Mosses (bryophytes) are primitive plants with leaves and stems, but without true roots and without a vascular system--the network of channels through which liquid moves, like the blood vessels in mammals. Mosses are low, mat-forming plants usually under 4 inches in height. They often colonize in moist, shady forests with acid soil, but can be found on desert soil, city pavement and rocks in mountain streams.
The Moss Plant
What most people think of as a moss plant is, botanically, a gametophyte --a structure that bears gametes, sperm and eggs. It may have rhizoids, root-like threads that attach it to wood, soil or stone. The stems may be horizontal or vertical, and thin leaves, usually only one cell thick, are attached all along the stems. The minerals and water needed by the plant are absorbed through the leaves.
The moss plant serves to raise the important structures, the reproductive organs, above the ground so that the spores can be dispersed over a wider area. This is much like flowering plants, where the stems, branches or trunks raise the flowers high enough for seed dispersal to be effective.
Male and female sex organs, antheridia and archegonia, grow at the tips of separate male and female plants. Sperm are produced within the club-shaped antheridia, and an egg is created within a vase-shaped archegonium.
When the sperm are released from the antheridia, they are splashed by drops of water onto the archegonium. They travel by means of whip-like flagellae down to the egg, fertilizing it.
The Sporophyte Stage
After fertilization, an embryo begins to grow within the archegonium. A placenta develops at the base to transfer nutrients from the gametophyte to the growing sporophyte, or spore-producing stage.
The sporophyte grows a stalk with a spore-producing capsule at the top. The whole length of the sporophyte may be no more than a quarter or half an inch.
Within the capsule, spores are produced and, when ripe, the capsule dries, the tip opens and the spores are released.
When a one-celled spore lands on a moist spot of the type appropriate to the species, it sprouts and forms a branching mass of thread-like filaments, the protonema, that looks much like a piece of felt and may cover several square centimeters. There are reddish brown filaments at the base that serve to anchor the protonema to the wood, stone or ground.
Growing a Moss Plant
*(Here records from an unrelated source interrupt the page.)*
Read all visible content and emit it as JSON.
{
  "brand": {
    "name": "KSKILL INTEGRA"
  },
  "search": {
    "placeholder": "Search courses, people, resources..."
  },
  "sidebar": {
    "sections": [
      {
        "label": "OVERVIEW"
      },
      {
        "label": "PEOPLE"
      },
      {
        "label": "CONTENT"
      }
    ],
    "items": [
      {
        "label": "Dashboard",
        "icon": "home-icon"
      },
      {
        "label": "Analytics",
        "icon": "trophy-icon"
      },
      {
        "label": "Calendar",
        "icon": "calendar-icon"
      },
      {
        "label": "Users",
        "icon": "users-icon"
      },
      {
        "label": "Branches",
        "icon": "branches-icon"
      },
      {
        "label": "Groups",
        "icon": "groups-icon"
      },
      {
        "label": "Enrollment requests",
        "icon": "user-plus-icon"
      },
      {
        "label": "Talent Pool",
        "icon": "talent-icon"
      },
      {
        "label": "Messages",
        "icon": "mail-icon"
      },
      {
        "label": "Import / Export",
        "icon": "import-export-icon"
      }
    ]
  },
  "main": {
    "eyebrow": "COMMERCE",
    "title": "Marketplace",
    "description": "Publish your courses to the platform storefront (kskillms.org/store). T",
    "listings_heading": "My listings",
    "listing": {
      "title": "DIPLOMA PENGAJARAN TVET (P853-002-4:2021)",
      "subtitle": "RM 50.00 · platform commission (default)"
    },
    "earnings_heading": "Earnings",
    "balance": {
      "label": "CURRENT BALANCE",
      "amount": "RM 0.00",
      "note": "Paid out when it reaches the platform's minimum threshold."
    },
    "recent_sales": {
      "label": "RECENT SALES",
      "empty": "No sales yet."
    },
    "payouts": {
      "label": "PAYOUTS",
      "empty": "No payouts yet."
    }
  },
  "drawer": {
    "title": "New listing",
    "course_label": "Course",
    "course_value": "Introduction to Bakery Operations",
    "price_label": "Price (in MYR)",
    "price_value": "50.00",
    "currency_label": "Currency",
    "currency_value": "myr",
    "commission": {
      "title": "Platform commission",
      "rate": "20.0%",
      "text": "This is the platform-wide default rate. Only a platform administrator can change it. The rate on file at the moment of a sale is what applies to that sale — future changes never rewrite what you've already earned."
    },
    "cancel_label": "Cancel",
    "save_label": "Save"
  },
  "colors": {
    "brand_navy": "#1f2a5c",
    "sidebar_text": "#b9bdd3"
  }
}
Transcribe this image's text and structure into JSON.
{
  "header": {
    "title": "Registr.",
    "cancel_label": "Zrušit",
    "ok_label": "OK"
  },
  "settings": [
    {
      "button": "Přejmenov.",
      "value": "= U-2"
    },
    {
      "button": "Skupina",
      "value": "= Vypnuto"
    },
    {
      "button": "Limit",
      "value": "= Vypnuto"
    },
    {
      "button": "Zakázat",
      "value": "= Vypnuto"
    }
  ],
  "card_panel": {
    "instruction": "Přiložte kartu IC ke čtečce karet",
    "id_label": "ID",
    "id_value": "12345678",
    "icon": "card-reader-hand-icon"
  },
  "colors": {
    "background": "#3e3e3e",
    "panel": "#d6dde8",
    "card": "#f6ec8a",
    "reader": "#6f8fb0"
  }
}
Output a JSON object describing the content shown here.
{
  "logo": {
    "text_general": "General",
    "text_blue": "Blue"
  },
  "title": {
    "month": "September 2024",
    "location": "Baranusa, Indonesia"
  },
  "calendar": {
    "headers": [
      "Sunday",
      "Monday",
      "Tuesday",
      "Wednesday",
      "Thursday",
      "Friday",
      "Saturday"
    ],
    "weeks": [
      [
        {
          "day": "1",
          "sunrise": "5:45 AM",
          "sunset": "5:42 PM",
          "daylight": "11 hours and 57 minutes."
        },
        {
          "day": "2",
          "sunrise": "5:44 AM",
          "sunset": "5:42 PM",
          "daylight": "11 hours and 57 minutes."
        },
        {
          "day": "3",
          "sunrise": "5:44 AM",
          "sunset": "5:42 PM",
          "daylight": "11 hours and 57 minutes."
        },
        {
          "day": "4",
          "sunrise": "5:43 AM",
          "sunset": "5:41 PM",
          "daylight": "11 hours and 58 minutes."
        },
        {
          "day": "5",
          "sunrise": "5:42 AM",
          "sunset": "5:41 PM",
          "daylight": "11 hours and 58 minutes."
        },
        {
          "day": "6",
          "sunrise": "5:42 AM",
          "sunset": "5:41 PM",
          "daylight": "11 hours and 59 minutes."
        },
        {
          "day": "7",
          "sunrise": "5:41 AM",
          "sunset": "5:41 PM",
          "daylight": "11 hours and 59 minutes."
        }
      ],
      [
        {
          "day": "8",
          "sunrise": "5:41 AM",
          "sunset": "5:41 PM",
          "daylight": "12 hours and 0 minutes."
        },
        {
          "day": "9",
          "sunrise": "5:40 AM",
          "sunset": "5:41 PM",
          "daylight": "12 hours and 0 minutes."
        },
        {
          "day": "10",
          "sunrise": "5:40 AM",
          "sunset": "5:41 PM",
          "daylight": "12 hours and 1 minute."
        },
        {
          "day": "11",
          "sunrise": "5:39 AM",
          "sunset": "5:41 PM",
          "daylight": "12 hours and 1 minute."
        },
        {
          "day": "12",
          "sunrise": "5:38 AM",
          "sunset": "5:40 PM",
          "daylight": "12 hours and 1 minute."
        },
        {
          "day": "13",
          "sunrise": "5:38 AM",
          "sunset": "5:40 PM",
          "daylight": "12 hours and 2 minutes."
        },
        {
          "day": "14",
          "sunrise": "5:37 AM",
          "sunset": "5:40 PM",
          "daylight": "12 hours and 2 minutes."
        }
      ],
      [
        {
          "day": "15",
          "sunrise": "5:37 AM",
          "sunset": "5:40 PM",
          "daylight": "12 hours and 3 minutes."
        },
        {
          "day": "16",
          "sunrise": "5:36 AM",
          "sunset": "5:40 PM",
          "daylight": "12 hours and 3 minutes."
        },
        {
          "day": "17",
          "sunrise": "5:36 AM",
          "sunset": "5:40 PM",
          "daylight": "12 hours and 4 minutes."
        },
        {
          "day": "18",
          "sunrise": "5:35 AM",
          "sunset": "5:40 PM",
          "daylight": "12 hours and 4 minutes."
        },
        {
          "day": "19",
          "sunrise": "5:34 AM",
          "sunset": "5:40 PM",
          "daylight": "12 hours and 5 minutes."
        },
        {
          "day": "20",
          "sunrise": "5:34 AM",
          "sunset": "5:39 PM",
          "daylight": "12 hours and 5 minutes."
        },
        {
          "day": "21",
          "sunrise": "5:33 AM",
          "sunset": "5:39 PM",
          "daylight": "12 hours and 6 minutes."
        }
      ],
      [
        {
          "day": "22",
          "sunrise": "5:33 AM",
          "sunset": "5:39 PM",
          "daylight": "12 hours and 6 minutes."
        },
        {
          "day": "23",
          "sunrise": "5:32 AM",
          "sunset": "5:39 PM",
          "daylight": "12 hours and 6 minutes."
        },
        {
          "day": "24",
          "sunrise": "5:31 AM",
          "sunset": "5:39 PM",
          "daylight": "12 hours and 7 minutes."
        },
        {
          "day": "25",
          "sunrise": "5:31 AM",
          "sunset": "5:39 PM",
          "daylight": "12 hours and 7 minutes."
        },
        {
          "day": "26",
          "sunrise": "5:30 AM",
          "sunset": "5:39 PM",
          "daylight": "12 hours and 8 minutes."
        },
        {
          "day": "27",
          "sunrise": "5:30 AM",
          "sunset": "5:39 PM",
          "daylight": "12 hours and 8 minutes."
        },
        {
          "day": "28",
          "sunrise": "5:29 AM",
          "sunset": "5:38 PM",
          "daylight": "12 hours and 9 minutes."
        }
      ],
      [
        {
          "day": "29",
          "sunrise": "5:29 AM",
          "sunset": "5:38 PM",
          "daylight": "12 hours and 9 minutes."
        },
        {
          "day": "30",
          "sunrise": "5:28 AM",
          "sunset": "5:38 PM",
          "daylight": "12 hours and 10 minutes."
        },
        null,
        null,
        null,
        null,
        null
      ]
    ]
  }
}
As the protonema grows, buds form within it that soon sprout into the stems and leaves of the gametophyte, the moss plant. One spore, by this process, can form a substantial patch of moss.